Highlights: Excellent seasonal fishing (salmon runs from July to October). Great scenery and camping locations. The reflective turquoise waters of the lake are bountiful in fish and tastes great! There is little human use along this route creating opportunities a for natural and comparatively low cost experience.
Hazards: Bears. Bears are common, but not frequent in this area. travelers need to camp and hike prepared to deal with bears. Be prepared to store food and anything with an odor (examples: deodorant, toothpaste, fishing gear) in a bear resistant food container. Cook at least 100' away from your camp to avoid an association made by the bear between your camp and your food. Choose a spot away from bear trails and river banks to camp.
Route: The first three and a half miles leaving Port Alsworth are on an established well marked route from Port Alsworth to Kontrashibuna Lake. Be sure to make the stop at Tanalian Falls for a spectacular view. Once you arrive at Kontrashibuna Lake the established trail ends. Continue hiking using a combination of game trails along the shoreline and the beaches. Generally, the game trails are excellent for walking and follow the shoreline closely. Two small stream crossings will be encountered but are less than knee deep. The headwaters of the lake offer options for exploration.
Did You Know?

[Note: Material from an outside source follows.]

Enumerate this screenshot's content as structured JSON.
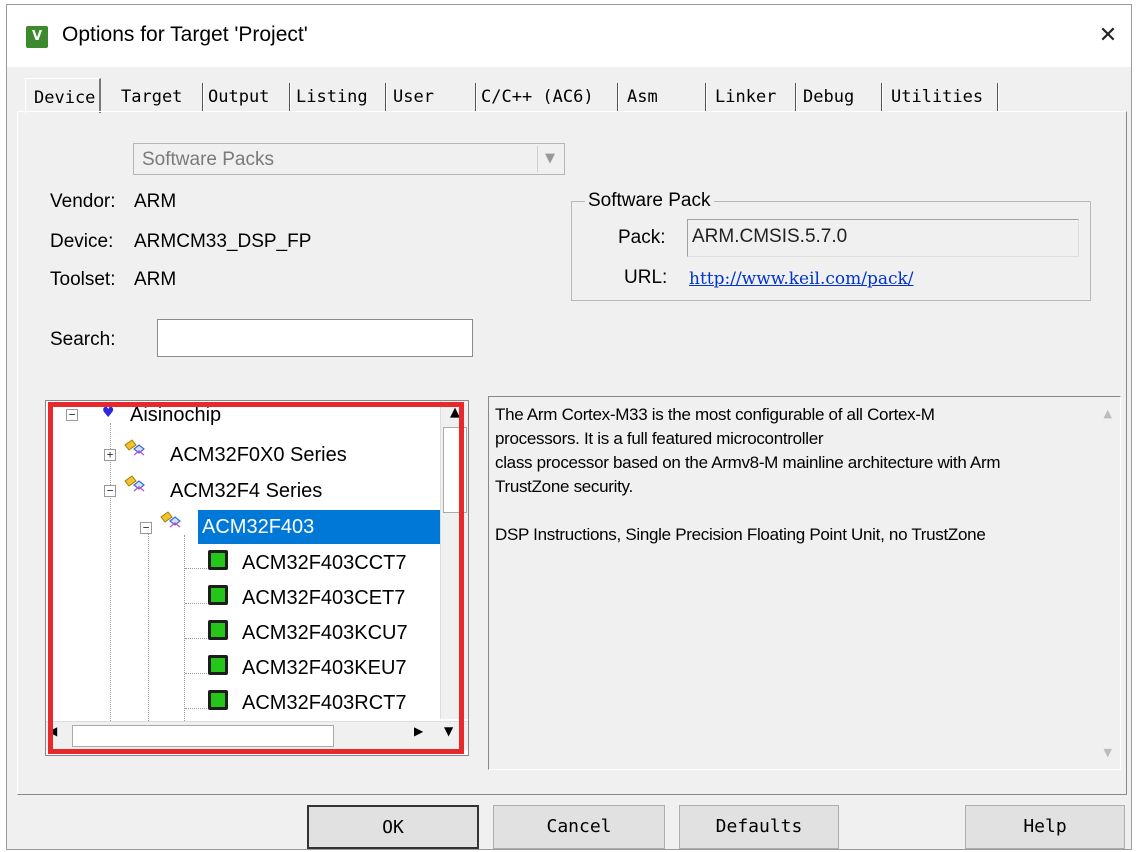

Pilot Matt Nieminen was the first to fly into Lake Clark country in 1930, in a Waco 10 biplane on floats. Nieminen is seen here on the floats of a Fairchild 71 at Two Lakes, just after he became the first to fly over Mt. McKinley in it.